What you need to do: Retype each record exactly.

#### The data ####

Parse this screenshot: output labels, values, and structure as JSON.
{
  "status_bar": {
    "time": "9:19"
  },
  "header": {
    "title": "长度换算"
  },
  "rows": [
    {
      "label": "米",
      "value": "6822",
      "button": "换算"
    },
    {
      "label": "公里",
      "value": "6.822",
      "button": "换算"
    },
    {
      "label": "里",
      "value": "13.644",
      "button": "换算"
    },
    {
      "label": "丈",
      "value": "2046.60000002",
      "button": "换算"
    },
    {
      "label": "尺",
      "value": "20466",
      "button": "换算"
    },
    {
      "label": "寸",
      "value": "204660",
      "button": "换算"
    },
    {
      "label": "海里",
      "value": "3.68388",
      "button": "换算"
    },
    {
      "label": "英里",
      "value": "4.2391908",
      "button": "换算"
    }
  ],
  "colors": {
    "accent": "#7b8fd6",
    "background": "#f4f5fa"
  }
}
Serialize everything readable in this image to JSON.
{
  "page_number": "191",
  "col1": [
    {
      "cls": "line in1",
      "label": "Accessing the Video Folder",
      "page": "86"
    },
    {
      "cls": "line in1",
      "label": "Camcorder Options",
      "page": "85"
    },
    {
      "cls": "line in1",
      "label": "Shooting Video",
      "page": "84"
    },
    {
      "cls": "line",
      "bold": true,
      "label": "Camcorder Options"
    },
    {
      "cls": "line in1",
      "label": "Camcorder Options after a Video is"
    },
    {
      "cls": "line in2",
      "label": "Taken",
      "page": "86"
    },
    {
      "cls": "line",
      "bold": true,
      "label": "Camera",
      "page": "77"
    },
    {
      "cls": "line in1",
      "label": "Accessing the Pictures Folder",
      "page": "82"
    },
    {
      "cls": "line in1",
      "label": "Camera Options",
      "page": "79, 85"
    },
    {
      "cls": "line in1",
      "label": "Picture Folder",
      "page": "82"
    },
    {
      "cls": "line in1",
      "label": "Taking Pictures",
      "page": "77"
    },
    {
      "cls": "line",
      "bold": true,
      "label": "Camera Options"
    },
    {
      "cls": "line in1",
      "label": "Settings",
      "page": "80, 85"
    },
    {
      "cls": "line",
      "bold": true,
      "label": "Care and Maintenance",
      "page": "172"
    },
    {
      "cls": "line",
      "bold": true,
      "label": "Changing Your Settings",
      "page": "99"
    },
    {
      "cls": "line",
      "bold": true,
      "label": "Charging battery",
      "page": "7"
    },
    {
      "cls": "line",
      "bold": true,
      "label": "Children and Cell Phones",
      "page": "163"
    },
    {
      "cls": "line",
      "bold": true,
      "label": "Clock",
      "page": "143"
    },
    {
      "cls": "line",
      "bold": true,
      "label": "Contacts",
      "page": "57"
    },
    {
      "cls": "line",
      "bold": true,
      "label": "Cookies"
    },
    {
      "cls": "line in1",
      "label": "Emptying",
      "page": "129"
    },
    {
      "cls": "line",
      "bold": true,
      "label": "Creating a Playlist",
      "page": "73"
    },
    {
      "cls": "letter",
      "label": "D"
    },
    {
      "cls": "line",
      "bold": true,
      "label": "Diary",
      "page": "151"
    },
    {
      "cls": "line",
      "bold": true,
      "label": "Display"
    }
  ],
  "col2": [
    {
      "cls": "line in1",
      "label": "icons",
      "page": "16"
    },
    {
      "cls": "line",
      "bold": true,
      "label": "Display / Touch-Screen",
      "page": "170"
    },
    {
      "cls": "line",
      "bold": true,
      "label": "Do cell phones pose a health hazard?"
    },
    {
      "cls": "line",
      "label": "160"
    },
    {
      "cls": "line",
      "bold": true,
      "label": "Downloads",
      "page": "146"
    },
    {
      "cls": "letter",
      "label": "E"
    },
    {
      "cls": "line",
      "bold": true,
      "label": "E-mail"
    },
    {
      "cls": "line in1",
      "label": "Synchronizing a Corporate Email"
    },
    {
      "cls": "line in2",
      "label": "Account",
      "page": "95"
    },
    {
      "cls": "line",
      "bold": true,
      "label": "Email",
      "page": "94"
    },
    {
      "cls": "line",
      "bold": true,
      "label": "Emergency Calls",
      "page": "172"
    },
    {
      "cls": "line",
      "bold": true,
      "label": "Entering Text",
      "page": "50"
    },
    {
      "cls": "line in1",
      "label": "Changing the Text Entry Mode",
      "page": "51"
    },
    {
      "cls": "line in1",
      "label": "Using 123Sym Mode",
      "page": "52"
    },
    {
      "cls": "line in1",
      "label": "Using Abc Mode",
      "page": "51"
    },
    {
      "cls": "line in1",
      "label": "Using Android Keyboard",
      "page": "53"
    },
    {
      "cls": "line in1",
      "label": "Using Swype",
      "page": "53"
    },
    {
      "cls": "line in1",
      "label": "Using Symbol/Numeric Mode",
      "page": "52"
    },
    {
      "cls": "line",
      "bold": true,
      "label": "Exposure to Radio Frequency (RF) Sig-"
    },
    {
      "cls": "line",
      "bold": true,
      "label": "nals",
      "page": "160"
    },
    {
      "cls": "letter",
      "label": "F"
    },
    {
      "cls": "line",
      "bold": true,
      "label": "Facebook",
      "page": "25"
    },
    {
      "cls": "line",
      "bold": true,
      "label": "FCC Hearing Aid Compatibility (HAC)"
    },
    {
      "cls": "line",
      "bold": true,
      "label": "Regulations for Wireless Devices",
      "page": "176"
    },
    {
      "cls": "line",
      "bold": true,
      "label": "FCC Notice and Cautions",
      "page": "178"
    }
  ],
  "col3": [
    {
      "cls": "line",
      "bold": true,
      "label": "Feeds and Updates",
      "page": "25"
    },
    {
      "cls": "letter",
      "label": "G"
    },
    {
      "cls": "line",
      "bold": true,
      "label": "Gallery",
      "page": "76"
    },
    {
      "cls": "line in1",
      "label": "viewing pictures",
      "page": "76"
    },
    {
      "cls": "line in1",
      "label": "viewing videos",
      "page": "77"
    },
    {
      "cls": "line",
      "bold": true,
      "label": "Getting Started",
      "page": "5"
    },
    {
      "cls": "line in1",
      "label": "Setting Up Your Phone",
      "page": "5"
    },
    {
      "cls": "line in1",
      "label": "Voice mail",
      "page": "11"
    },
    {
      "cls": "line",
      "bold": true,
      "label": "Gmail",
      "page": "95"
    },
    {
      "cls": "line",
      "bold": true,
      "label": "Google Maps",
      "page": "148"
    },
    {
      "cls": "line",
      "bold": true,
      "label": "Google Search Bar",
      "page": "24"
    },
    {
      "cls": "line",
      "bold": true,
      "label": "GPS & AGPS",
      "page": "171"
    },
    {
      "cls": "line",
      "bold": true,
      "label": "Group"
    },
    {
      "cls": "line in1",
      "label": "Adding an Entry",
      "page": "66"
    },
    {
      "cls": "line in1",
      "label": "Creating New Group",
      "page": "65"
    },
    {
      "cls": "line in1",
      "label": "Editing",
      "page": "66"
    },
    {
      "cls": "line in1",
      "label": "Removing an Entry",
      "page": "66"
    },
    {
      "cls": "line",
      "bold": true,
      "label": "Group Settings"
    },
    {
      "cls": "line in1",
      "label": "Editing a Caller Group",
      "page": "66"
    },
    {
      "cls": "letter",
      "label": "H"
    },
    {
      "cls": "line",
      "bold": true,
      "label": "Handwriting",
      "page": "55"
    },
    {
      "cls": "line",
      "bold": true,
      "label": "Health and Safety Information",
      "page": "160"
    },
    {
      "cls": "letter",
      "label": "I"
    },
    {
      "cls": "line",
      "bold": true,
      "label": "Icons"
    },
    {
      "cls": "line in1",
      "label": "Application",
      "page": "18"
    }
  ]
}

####

Result of the exercise:
Parse this screenshot: output labels, values, and structure as JSON.
{
  "status_bar": {
    "time": "9:19"
  },
  "header": {
    "title": "长度换算"
  },
  "rows": [
    {
      "label": "米",
      "value": "6822",
      "button": "换算"
    },
    {
      "label": "公里",
      "value": "6.822",
      "button": "换算"
    },
    {
      "label": "里",
      "value": "13.644",
      "button": "换算"
    },
    {
      "label": "丈",
      "value": "2046.60000002",
      "button": "换算"
    },
    {
      "label": "尺",
      "value": "20466",
      "button": "换算"
    },
    {
      "label": "寸",
      "value": "204660",
      "button": "换算"
    },
    {
      "label": "海里",
      "value": "3.68388",
      "button": "换算"
    },
    {
      "label": "英里",
      "value": "4.2391908",
      "button": "换算"
    }
  ],
  "colors": {
    "accent": "#7b8fd6",
    "background": "#f4f5fa"
  }
}
Serialize everything readable in this image to JSON.
{
  "page_number": "191",
  "col1": [
    {
      "cls": "line in1",
      "label": "Accessing the Video Folder",
      "page": "86"
    },
    {
      "cls": "line in1",
      "label": "Camcorder Options",
      "page": "85"
    },
    {
      "cls": "line in1",
      "label": "Shooting Video",
      "page": "84"
    },
    {
      "cls": "line",
      "bold": true,
      "label": "Camcorder Options"
    },
    {
      "cls": "line in1",
      "label": "Camcorder Options after a Video is"
    },
    {
      "cls": "line in2",
      "label": "Taken",
      "page": "86"
    },
    {
      "cls": "line",
      "bold": true,
      "label": "Camera",
      "page": "77"
    },
    {
      "cls": "line in1",
      "label": "Accessing the Pictures Folder",
      "page": "82"
    },
    {
      "cls": "line in1",
      "label": "Camera Options",
      "page": "79, 85"
    },
    {
      "cls": "line in1",
      "label": "Picture Folder",
      "page": "82"
    },
    {
      "cls": "line in1",
      "label": "Taking Pictures",
      "page": "77"
    },
    {
      "cls": "line",
      "bold": true,
      "label": "Camera Options"
    },
    {
      "cls": "line in1",
      "label": "Settings",
      "page": "80, 85"
    },
    {
      "cls": "line",
      "bold": true,
      "label": "Care and Maintenance",
      "page": "172"
    },
    {
      "cls": "line",
      "bold": true,
      "label": "Changing Your Settings",
      "page": "99"
    },
    {
      "cls": "line",
      "bold": true,
      "label": "Charging battery",
      "page": "7"
    },
    {
      "cls": "line",
      "bold": true,
      "label": "Children and Cell Phones",
      "page": "163"
    },
    {
      "cls": "line",
      "bold": true,
      "label": "Clock",
      "page": "143"
    },
    {
      "cls": "line",
      "bold": true,
      "label": "Contacts",
      "page": "57"
    },
    {
      "cls": "line",
      "bold": true,
      "label": "Cookies"
    },
    {
      "cls": "line in1",
      "label": "Emptying",
      "page": "129"
    },
    {
      "cls": "line",
      "bold": true,
      "label": "Creating a Playlist",
      "page": "73"
    },
    {
      "cls": "letter",
      "label": "D"
    },
    {
      "cls": "line",
      "bold": true,
      "label": "Diary",
      "page": "151"
    },
    {
      "cls": "line",
      "bold": true,
      "label": "Display"
    }
  ],
  "col2": [
    {
      "cls": "line in1",
      "label": "icons",
      "page": "16"
    },
    {
      "cls": "line",
      "bold": true,
      "label": "Display / Touch-Screen",
      "page": "170"
    },
    {
      "cls": "line",
      "bold": true,
      "label": "Do cell phones pose a health hazard?"
    },
    {
      "cls": "line",
      "label": "160"
    },
    {
      "cls": "line",
      "bold": true,
      "label": "Downloads",
      "page": "146"
    },
    {
      "cls": "letter",
      "label": "E"
    },
    {
      "cls": "line",
      "bold": true,
      "label": "E-mail"
    },
    {
      "cls": "line in1",
      "label": "Synchronizing a Corporate Email"
    },
    {
      "cls": "line in2",
      "label": "Account",
      "page": "95"
    },
    {
      "cls": "line",
      "bold": true,
      "label": "Email",
      "page": "94"
    },
    {
      "cls": "line",
      "bold": true,
      "label": "Emergency Calls",
      "page": "172"
    },
    {
      "cls": "line",
      "bold": true,
      "label": "Entering Text",
      "page": "50"
    },
    {
      "cls": "line in1",
      "label": "Changing the Text Entry Mode",
      "page": "51"
    },
    {
      "cls": "line in1",
      "label": "Using 123Sym Mode",
      "page": "52"
    },
    {
      "cls": "line in1",
      "label": "Using Abc Mode",
      "page": "51"
    },
    {
      "cls": "line in1",
      "label": "Using Android Keyboard",
      "page": "53"
    },
    {
      "cls": "line in1",
      "label": "Using Swype",
      "page": "53"
    },
    {
      "cls": "line in1",
      "label": "Using Symbol/Numeric Mode",
      "page": "52"
    },
    {
      "cls": "line",
      "bold": true,
      "label": "Exposure to Radio Frequency (RF) Sig-"
    },
    {
      "cls": "line",
      "bold": true,
      "label": "nals",
      "page": "160"
    },
    {
      "cls": "letter",
      "label": "F"
    },
    {
      "cls": "line",
      "bold": true,
      "label": "Facebook",
      "page": "25"
    },
    {
      "cls": "line",
      "bold": true,
      "label": "FCC Hearing Aid Compatibility (HAC)"
    },
    {
      "cls": "line",
      "bold": true,
      "label": "Regulations for Wireless Devices",
      "page": "176"
    },
    {
      "cls": "line",
      "bold": true,
      "label": "FCC Notice and Cautions",
      "page": "178"
    }
  ],
  "col3": [
    {
      "cls": "line",
      "bold": true,
      "label": "Feeds and Updates",
      "page": "25"
    },
    {
      "cls": "letter",
      "label": "G"
    },
    {
      "cls": "line",
      "bold": true,
      "label": "Gallery",
      "page": "76"
    },
    {
      "cls": "line in1",
      "label": "viewing pictures",
      "page": "76"
    },
    {
      "cls": "line in1",
      "label": "viewing videos",
      "page": "77"
    },
    {
      "cls": "line",
      "bold": true,
      "label": "Getting Started",
      "page": "5"
    },
    {
      "cls": "line in1",
      "label": "Setting Up Your Phone",
      "page": "5"
    },
    {
      "cls": "line in1",
      "label": "Voice mail",
      "page": "11"
    },
    {
      "cls": "line",
      "bold": true,
      "label": "Gmail",
      "page": "95"
    },
    {
      "cls": "line",
      "bold": true,
      "label": "Google Maps",
      "page": "148"
    },
    {
      "cls": "line",
      "bold": true,
      "label": "Google Search Bar",
      "page": "24"
    },
    {
      "cls": "line",
      "bold": true,
      "label": "GPS & AGPS",
      "page": "171"
    },
    {
      "cls": "line",
      "bold": true,
      "label": "Group"
    },
    {
      "cls": "line in1",
      "label": "Adding an Entry",
      "page": "66"
    },
    {
      "cls": "line in1",
      "label": "Creating New Group",
      "page": "65"
    },
    {
      "cls": "line in1",
      "label": "Editing",
      "page": "66"
    },
    {
      "cls": "line in1",
      "label": "Removing an Entry",
      "page": "66"
    },
    {
      "cls": "line",
      "bold": true,
      "label": "Group Settings"
    },
    {
      "cls": "line in1",
      "label": "Editing a Caller Group",
      "page": "66"
    },
    {
      "cls": "letter",
      "label": "H"
    },
    {
      "cls": "line",
      "bold": true,
      "label": "Handwriting",
      "page": "55"
    },
    {
      "cls": "line",
      "bold": true,
      "label": "Health and Safety Information",
      "page": "160"
    },
    {
      "cls": "letter",
      "label": "I"
    },
    {
      "cls": "line",
      "bold": true,
      "label": "Icons"
    },
    {
      "cls": "line in1",
      "label": "Application",
      "page": "18"
    }
  ]
}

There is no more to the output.